May ye be rich in children and possessions. cleansed, purified, and meet for sacrificing.
3 Divided from the dead are these, the living: now be our calling on the Gods successful.
We have gone forth for dancing and for laughter, tofurther times prolonging our existence.
4 Here I erect this rampart for the living; let none of these, none other, reach this limit.
May they survive a hundred lengthened autumns, and may they bury Death beneath this mountain.
5 As the days follow days in close succession, as with the seasons duly come the seasons,
As each successor fails not his foregoer, so form the lives of these, O great Ordainer.
6 Live your full lives ap! find old age delightful, all of you striving one behind the other.
May Tvaṣṭar, maker of fair things, be gracious and lengthen out the days of your existence.

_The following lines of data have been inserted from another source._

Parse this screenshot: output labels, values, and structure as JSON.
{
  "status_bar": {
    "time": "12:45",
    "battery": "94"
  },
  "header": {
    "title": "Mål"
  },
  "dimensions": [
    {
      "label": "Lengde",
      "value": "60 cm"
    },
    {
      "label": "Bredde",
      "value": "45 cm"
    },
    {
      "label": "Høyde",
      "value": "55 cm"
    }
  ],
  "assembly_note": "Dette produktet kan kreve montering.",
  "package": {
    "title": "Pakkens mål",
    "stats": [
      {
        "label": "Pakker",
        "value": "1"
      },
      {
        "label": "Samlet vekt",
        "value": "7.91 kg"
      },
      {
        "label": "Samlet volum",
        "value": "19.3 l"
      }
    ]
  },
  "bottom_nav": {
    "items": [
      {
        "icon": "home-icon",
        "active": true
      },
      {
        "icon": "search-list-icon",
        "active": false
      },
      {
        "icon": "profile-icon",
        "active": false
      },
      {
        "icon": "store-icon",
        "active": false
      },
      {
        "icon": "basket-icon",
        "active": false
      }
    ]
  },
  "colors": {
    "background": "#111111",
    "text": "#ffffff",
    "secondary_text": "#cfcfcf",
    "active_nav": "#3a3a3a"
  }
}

7 Let these unwidowed dames with noble husbands adorn themselves with fragrant balm and unguent.
Decked with fair jewels, tearless, free from sorrow, first let the dames go up to where he lieth.
8 Rise, come unto the world of life, O woman: come, he is lifeless by whose side thou liest.
Wifehood with this thy husband was thy portion, who took thy hand and wooed thee as a lover.
9 From his dead hand I take the bow be carried, that it may be our power and might and glory.
There art thou, there; and here with noble heroes may we o’ercome all hosts that fight against us.
10 Betake thee to the Iap of Earth the Mother, of Earth far-spreading, very kind and gracious.
Young Dame, wool-soft unto the guerdongiver, may she preserve thee from Destruction's bosom.
11 Heave thyself, Earth, nor press thee downward heavily: afford him easy access, gently tending him.
Cover him, as a mother wraps her skirt about her child, O Earth.
12 Now let the heaving earth be free from motion: yea,—let a thousand clods remain above him.
Be they to him a home distilling fatness, here let them ever be his place of refuge.
13 I stay the earth from thee, while over thee I place this piece of earth. May I be free from injury.
Here let the Fathers keep this pillar firm for thee, and there let Yama make thee an abiding-place.
14 Even as an arrow's feathers, they have set me on a fitting day.
The fit word have I caught and held as ’twere a courser with the rein.

Next: HYMN XIX. Waters or Cows.